Data records for software interfaces:
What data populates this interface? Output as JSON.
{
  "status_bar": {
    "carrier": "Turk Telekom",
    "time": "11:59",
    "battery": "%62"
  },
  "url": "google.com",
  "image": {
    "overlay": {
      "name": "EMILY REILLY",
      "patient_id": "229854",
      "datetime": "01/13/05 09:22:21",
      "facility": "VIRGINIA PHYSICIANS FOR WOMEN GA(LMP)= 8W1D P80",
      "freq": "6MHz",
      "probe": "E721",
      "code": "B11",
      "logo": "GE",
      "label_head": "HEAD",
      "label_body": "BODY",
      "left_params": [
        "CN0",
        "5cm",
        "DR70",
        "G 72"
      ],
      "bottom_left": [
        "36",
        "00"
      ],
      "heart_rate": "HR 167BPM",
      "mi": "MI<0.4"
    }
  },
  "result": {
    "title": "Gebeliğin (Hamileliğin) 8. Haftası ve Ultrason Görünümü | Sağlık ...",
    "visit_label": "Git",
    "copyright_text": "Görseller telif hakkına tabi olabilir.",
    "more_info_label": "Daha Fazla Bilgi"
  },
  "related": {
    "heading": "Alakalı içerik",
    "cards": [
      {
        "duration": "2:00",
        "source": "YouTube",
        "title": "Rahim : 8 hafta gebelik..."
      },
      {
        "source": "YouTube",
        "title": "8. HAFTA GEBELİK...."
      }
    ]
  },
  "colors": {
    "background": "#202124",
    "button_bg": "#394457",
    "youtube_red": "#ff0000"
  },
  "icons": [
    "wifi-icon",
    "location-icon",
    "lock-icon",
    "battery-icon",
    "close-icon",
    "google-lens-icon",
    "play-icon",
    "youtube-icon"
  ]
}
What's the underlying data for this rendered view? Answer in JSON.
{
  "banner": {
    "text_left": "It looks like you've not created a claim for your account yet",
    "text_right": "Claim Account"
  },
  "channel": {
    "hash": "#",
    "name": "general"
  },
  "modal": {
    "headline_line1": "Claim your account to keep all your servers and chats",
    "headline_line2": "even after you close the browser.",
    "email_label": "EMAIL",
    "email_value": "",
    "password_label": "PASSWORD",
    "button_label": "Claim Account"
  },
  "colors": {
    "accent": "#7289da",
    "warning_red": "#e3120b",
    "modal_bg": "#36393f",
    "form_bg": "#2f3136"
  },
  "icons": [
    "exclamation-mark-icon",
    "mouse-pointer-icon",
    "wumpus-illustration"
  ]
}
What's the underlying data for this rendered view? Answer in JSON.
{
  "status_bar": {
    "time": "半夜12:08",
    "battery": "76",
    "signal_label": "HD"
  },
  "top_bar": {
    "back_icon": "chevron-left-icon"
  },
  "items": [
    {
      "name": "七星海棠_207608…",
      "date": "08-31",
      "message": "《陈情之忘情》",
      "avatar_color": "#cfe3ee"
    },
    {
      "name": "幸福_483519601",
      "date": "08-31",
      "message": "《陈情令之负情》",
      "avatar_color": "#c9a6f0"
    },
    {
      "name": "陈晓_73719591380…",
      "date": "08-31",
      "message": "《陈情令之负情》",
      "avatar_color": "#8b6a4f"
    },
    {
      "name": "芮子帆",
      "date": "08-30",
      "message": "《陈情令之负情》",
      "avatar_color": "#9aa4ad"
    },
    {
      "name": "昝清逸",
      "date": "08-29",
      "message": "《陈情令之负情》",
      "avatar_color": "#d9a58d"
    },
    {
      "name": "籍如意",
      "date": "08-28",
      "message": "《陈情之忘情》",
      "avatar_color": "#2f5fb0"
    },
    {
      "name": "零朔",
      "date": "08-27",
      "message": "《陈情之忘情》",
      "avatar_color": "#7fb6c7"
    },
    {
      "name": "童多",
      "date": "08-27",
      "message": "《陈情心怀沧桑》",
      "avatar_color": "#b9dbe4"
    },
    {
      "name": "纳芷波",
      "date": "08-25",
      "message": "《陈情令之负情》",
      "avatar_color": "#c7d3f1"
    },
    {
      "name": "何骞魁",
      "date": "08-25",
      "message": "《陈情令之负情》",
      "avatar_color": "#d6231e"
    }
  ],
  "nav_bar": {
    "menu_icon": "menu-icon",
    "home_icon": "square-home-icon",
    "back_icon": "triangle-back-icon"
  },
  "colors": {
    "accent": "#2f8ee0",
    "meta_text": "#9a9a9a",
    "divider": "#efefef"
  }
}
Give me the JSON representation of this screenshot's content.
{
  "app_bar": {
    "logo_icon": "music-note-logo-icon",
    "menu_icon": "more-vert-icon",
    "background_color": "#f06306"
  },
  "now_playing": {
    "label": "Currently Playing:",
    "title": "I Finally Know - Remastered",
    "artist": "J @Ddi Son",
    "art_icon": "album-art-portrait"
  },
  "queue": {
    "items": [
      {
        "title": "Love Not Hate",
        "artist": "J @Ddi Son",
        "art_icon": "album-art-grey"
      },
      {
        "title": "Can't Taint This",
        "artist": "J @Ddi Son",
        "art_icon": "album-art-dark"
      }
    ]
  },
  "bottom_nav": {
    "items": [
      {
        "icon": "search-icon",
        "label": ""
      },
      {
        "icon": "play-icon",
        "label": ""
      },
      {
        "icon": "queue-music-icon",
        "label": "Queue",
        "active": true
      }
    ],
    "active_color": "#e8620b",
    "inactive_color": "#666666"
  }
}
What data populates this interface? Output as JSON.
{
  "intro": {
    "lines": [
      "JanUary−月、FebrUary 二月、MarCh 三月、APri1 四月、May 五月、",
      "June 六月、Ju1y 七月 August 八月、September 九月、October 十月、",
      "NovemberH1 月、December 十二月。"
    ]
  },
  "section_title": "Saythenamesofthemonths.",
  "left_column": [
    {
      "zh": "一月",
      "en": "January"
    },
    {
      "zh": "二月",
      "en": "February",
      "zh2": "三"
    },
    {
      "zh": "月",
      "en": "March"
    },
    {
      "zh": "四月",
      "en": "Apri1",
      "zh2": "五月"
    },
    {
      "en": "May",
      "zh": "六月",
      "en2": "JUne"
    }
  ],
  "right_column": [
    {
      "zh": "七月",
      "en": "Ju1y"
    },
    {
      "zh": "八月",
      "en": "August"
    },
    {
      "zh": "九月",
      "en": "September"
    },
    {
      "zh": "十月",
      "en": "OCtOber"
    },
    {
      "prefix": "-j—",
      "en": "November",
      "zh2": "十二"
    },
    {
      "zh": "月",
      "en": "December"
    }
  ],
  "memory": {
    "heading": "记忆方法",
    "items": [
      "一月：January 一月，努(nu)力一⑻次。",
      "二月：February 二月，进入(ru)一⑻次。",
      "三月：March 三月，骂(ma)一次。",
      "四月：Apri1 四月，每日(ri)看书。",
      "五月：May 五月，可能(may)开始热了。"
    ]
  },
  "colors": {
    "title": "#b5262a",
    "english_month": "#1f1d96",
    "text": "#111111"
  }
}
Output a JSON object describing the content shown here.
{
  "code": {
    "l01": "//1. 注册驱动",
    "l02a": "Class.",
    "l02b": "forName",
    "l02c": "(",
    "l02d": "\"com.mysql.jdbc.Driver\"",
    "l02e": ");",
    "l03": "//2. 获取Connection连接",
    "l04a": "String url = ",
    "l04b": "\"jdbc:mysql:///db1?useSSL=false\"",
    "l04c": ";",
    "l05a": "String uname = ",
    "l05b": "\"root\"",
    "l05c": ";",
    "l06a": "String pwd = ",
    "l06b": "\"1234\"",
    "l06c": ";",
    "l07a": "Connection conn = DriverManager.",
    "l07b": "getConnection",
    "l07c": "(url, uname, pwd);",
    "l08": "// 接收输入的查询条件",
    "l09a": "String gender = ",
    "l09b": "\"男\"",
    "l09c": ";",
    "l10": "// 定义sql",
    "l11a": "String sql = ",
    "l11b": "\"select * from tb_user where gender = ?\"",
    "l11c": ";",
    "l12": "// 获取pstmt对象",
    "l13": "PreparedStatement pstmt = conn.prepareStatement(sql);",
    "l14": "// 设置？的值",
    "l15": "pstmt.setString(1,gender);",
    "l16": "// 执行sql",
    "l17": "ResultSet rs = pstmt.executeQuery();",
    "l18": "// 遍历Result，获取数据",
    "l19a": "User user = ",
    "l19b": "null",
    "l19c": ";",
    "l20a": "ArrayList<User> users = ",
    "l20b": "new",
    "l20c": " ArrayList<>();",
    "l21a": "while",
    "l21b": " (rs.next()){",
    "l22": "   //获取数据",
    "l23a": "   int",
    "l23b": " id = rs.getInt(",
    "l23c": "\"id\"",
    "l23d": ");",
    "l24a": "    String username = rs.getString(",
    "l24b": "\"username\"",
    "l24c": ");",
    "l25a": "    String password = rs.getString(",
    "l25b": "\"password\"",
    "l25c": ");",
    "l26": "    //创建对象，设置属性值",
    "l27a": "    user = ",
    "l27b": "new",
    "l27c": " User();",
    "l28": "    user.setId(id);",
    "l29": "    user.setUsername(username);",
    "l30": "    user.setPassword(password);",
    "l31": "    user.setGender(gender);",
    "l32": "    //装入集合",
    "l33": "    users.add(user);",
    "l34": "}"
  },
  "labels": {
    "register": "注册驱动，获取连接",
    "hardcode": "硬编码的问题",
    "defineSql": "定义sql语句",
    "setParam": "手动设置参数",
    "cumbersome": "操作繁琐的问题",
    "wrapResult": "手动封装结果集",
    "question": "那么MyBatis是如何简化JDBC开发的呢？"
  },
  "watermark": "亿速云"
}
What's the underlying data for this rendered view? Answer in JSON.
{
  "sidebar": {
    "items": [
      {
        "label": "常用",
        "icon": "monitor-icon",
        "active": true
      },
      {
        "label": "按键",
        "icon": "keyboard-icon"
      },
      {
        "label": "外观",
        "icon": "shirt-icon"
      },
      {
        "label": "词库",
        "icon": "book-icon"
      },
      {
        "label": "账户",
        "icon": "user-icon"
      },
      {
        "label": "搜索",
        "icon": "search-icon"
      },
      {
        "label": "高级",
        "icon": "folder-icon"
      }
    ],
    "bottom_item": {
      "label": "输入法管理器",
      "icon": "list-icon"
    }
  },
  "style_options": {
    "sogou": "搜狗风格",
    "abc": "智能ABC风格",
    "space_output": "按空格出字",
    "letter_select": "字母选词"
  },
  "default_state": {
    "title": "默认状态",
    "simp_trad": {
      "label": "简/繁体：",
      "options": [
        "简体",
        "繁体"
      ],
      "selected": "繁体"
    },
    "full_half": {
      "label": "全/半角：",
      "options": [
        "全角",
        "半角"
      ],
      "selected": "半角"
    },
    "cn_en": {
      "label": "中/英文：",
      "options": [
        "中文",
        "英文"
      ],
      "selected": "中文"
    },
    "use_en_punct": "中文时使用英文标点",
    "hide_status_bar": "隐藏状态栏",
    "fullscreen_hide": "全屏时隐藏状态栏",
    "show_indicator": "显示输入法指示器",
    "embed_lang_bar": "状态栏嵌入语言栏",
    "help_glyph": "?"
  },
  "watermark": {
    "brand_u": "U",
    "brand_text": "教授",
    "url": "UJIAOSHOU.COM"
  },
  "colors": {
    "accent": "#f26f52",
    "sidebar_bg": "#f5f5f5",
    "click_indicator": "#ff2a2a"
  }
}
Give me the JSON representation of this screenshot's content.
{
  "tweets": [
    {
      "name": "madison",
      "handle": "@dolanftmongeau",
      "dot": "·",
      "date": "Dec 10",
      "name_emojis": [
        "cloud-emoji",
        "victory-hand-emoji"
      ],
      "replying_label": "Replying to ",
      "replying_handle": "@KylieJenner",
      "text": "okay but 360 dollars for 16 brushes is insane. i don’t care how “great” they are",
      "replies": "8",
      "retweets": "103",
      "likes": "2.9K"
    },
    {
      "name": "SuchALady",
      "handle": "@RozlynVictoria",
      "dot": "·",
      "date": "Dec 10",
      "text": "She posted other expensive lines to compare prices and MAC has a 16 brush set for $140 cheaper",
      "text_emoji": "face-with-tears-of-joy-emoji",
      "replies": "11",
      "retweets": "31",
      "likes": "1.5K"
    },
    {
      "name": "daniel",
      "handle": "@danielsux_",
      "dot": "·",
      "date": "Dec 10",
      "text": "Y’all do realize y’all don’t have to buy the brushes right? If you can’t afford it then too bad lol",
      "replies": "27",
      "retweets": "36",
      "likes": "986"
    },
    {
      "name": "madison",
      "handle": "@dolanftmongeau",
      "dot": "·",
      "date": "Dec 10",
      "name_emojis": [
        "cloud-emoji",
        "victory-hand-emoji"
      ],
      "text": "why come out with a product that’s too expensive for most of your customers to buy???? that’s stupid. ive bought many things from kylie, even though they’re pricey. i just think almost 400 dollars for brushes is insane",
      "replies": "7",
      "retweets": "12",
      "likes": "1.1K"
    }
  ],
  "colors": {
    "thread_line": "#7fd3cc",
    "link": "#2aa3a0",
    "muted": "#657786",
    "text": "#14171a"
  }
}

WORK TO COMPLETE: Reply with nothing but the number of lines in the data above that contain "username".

ANSWER BOX: 3